***** DATA SUPPLIED *****

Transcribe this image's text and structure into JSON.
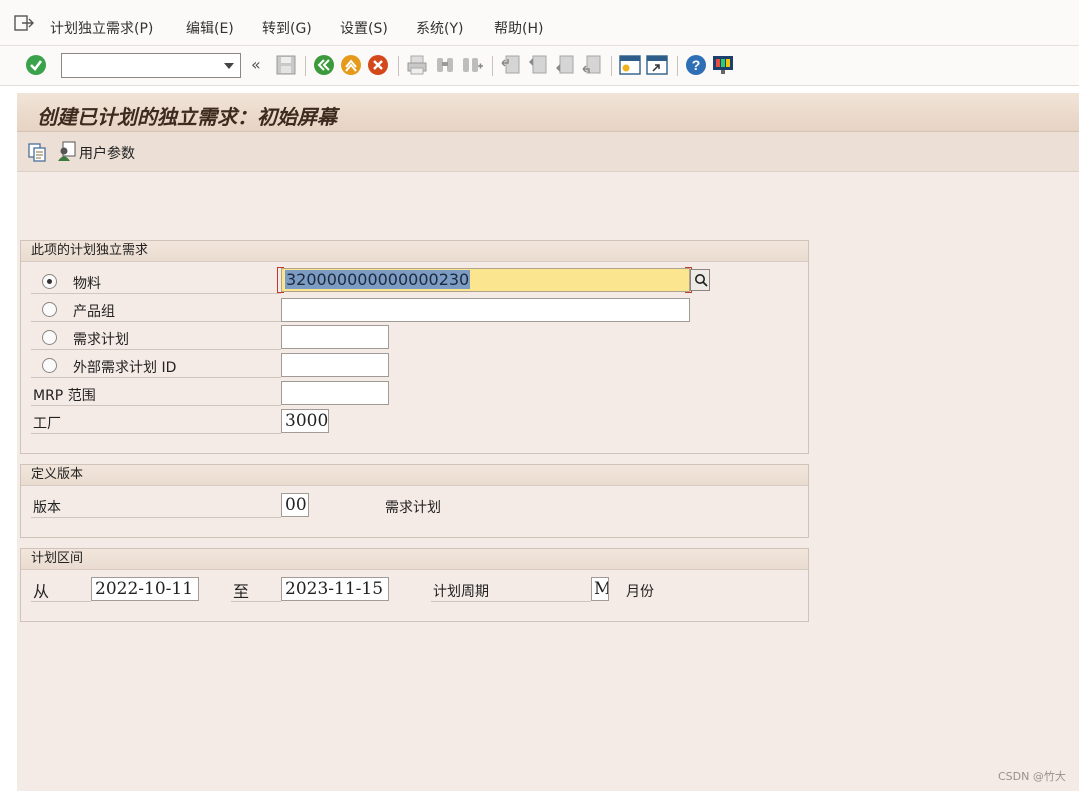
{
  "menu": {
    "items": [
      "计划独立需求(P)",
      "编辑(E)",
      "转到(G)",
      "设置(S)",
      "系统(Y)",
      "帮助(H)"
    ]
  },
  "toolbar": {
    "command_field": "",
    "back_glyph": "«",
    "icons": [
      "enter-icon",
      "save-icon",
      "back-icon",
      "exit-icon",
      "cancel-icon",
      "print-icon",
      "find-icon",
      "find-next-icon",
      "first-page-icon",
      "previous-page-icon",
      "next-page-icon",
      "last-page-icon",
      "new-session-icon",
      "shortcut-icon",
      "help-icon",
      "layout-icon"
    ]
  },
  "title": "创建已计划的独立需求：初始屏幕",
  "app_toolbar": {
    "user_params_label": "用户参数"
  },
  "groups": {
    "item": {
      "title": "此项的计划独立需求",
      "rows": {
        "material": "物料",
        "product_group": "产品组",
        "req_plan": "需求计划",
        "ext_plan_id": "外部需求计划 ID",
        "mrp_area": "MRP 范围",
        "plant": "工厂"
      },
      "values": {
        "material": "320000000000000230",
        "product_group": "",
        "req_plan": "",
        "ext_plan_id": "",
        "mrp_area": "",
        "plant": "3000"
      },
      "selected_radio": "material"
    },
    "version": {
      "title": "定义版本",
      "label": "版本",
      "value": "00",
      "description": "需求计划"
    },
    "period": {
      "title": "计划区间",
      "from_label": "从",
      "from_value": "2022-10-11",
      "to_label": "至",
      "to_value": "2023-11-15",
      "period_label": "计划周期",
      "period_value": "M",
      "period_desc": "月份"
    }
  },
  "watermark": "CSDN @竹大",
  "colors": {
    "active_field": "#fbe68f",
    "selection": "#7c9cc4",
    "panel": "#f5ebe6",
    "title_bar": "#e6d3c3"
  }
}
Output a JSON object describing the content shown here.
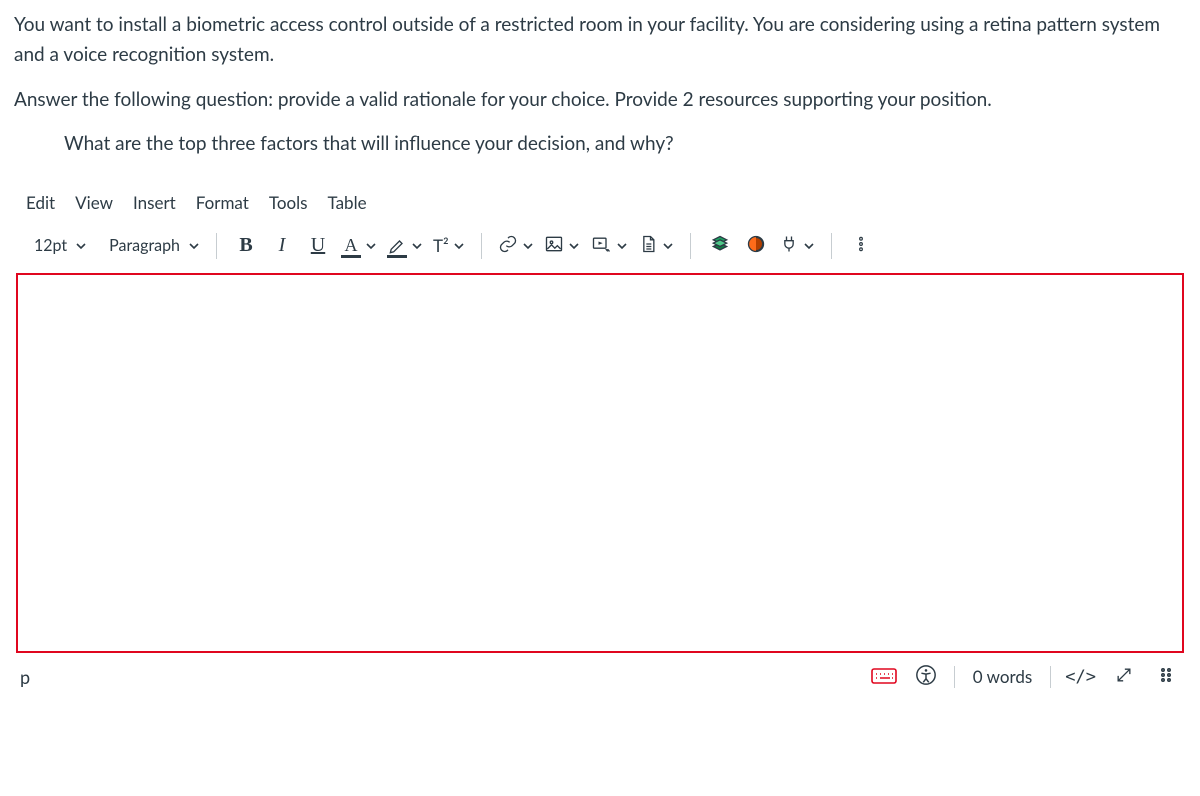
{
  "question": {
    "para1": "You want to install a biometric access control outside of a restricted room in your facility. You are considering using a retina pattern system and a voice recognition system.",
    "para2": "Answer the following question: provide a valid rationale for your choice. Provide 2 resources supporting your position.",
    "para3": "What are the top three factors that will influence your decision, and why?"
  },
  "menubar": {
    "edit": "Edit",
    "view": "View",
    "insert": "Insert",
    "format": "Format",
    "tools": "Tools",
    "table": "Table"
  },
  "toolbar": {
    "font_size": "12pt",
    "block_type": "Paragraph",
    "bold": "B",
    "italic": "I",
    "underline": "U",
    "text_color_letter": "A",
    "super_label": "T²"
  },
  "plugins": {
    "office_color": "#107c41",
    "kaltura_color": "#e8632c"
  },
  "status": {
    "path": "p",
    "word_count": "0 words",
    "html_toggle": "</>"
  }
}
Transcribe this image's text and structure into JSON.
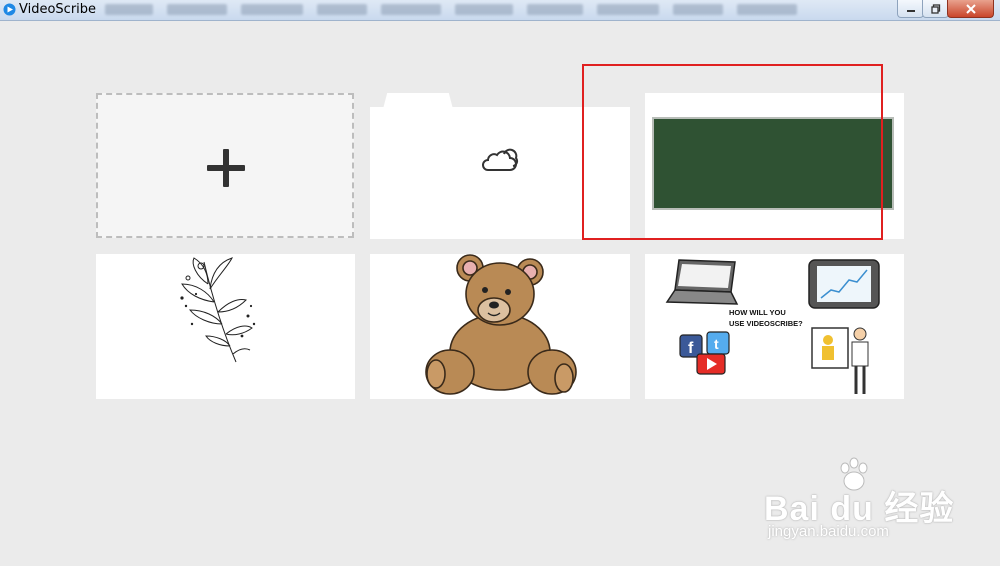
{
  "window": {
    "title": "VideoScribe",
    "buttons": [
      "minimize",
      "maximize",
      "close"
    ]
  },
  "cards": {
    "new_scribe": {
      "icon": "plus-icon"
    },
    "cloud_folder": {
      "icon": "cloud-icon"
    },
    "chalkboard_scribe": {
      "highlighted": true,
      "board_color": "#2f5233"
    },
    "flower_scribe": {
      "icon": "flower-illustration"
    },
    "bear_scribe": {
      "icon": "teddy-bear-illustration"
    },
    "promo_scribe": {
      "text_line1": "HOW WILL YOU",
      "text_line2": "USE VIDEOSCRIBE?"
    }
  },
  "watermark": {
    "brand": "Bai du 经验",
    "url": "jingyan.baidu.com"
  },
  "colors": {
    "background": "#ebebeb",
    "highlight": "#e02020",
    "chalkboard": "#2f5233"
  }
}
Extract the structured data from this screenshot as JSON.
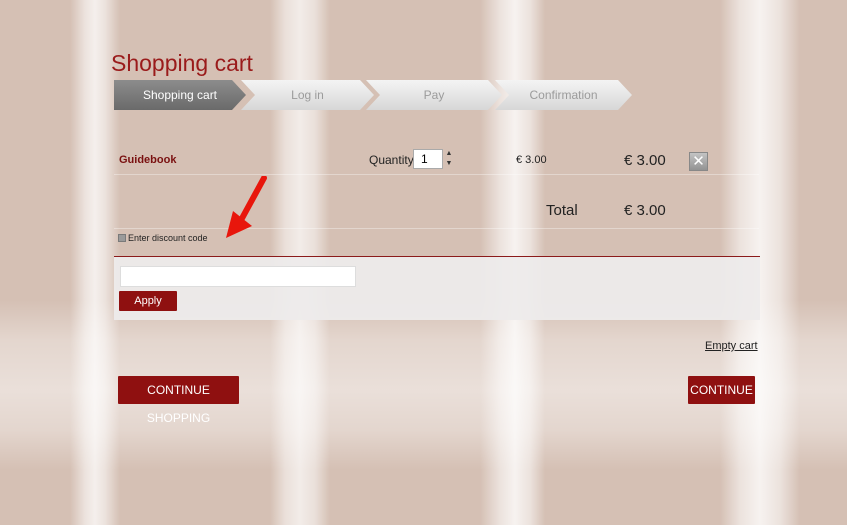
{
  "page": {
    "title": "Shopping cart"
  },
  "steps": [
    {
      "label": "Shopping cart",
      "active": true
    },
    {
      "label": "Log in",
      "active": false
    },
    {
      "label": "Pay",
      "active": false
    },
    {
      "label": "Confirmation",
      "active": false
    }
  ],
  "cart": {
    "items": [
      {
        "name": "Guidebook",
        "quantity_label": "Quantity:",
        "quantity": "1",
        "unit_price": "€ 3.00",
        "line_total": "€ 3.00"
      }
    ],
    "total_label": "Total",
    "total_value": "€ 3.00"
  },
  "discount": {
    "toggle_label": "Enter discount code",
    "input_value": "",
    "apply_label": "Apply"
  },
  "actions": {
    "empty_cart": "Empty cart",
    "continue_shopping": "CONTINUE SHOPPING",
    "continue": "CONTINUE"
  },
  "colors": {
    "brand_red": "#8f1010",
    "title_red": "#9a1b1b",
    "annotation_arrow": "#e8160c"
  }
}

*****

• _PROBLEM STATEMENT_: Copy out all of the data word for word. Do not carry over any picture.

• _WRITTEN SOLUTION_:
Transcribe this image's text and structure into JSON.
{
  "menu": {
    "items": [
      "计划独立需求(P)",
      "编辑(E)",
      "转到(G)",
      "设置(S)",
      "系统(Y)",
      "帮助(H)"
    ]
  },
  "toolbar": {
    "command_field": "",
    "back_glyph": "«",
    "icons": [
      "enter-icon",
      "save-icon",
      "back-icon",
      "exit-icon",
      "cancel-icon",
      "print-icon",
      "find-icon",
      "find-next-icon",
      "first-page-icon",
      "previous-page-icon",
      "next-page-icon",
      "last-page-icon",
      "new-session-icon",
      "shortcut-icon",
      "help-icon",
      "layout-icon"
    ]
  },
  "title": "创建已计划的独立需求：初始屏幕",
  "app_toolbar": {
    "user_params_label": "用户参数"
  },
  "groups": {
    "item": {
      "title": "此项的计划独立需求",
      "rows": {
        "material": "物料",
        "product_group": "产品组",
        "req_plan": "需求计划",
        "ext_plan_id": "外部需求计划 ID",
        "mrp_area": "MRP 范围",
        "plant": "工厂"
      },
      "values": {
        "material": "320000000000000230",
        "product_group": "",
        "req_plan": "",
        "ext_plan_id": "",
        "mrp_area": "",
        "plant": "3000"
      },
      "selected_radio": "material"
    },
    "version": {
      "title": "定义版本",
      "label": "版本",
      "value": "00",
      "description": "需求计划"
    },
    "period": {
      "title": "计划区间",
      "from_label": "从",
      "from_value": "2022-10-11",
      "to_label": "至",
      "to_value": "2023-11-15",
      "period_label": "计划周期",
      "period_value": "M",
      "period_desc": "月份"
    }
  },
  "watermark": "CSDN @竹大",
  "colors": {
    "active_field": "#fbe68f",
    "selection": "#7c9cc4",
    "panel": "#f5ebe6",
    "title_bar": "#e6d3c3"
  }
}
Output a JSON object describing the content shown here.
{
  "question": {
    "para1": "You want to install a biometric access control outside of a restricted room in your facility. You are considering using a retina pattern system and a voice recognition system.",
    "para2": "Answer the following question: provide a valid rationale for your choice. Provide 2 resources supporting your position.",
    "para3": "What are the top three factors that will influence your decision, and why?"
  },
  "menubar": {
    "edit": "Edit",
    "view": "View",
    "insert": "Insert",
    "format": "Format",
    "tools": "Tools",
    "table": "Table"
  },
  "toolbar": {
    "font_size": "12pt",
    "block_type": "Paragraph",
    "bold": "B",
    "italic": "I",
    "underline": "U",
    "text_color_letter": "A",
    "super_label": "T²"
  },
  "plugins": {
    "office_color": "#107c41",
    "kaltura_color": "#e8632c"
  },
  "status": {
    "path": "p",
    "word_count": "0 words",
    "html_toggle": "</>"
  }
}
Transcribe this image's text and structure into JSON.
{
  "window": {
    "title": "VideoScribe",
    "buttons": [
      "minimize",
      "maximize",
      "close"
    ]
  },
  "cards": {
    "new_scribe": {
      "icon": "plus-icon"
    },
    "cloud_folder": {
      "icon": "cloud-icon"
    },
    "chalkboard_scribe": {
      "highlighted": true,
      "board_color": "#2f5233"
    },
    "flower_scribe": {
      "icon": "flower-illustration"
    },
    "bear_scribe": {
      "icon": "teddy-bear-illustration"
    },
    "promo_scribe": {
      "text_line1": "HOW WILL YOU",
      "text_line2": "USE VIDEOSCRIBE?"
    }
  },
  "watermark": {
    "brand": "Bai du 经验",
    "url": "jingyan.baidu.com"
  },
  "colors": {
    "background": "#ebebeb",
    "highlight": "#e02020",
    "chalkboard": "#2f5233"
  }
}
Extract the structured data from this screenshot as JSON.
{
  "page": {
    "title": "Shopping cart"
  },
  "steps": [
    {
      "label": "Shopping cart",
      "active": true
    },
    {
      "label": "Log in",
      "active": false
    },
    {
      "label": "Pay",
      "active": false
    },
    {
      "label": "Confirmation",
      "active": false
    }
  ],
  "cart": {
    "items": [
      {
        "name": "Guidebook",
        "quantity_label": "Quantity:",
        "quantity": "1",
        "unit_price": "€ 3.00",
        "line_total": "€ 3.00"
      }
    ],
    "total_label": "Total",
    "total_value": "€ 3.00"
  },
  "discount": {
    "toggle_label": "Enter discount code",
    "input_value": "",
    "apply_label": "Apply"
  },
  "actions": {
    "empty_cart": "Empty cart",
    "continue_shopping": "CONTINUE SHOPPING",
    "continue": "CONTINUE"
  },
  "colors": {
    "brand_red": "#8f1010",
    "title_red": "#9a1b1b",
    "annotation_arrow": "#e8160c"
  }
}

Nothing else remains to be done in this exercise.